The asteroid 163899, also known as 2003 SD220, will pass by Earth at a harmless distance of 6.7 million miles--that's about 28 times as far as the moon. It's a big asteroid, estimated to be between 0.5 and 1.5 miles wide, and it's zooming around at about 5 miles per second. (Beat that, Rudolph.)
When it passes by on Christmas Eve, you'll need a telescope and some amateur astronomy experience to find it. But no worries, if you miss it, it'll be back again in December of 2018 and 2021. NASA's asteroid radar research group notes:

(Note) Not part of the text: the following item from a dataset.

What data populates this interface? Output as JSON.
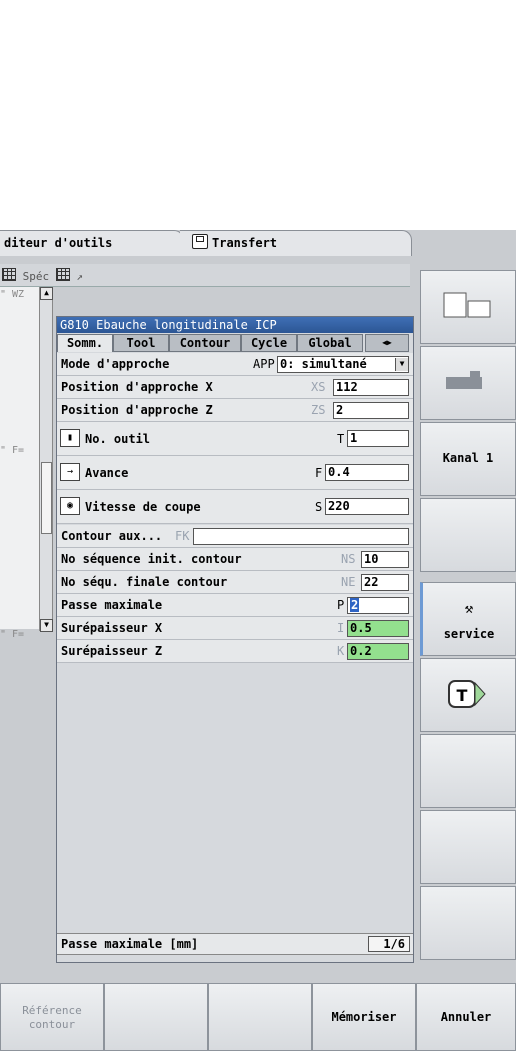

The 2015 apparition is the first of five encounters by this object in the next 12 years when it will be close enough for a radar detection. By obtaining radar ranging measurements at each observing opportunity, it may be possible to detect non-gravitational perturbations due to the Yarkovsky effect. If so, then we can obtain an estimate of the object's mass, information that is invaluable for understanding the object's bulk density and internal structure.
What we learn from the Christmas Eve asteroid could be particularly important since NASA is thinking about sending humans to it in the decades to come.
: Note: The asteroid is not passing nearly close enough to fill our stockings with rocks, and even if it could, we're not entirely sure they'd be carbonaceous chondrites. However, carbonaceous asteroids make up 75 percent of the asteroids that we know of. They're dark in color and, as the name implies, contain a lot of carbon ... just like a certain Christmas stocking stuffer.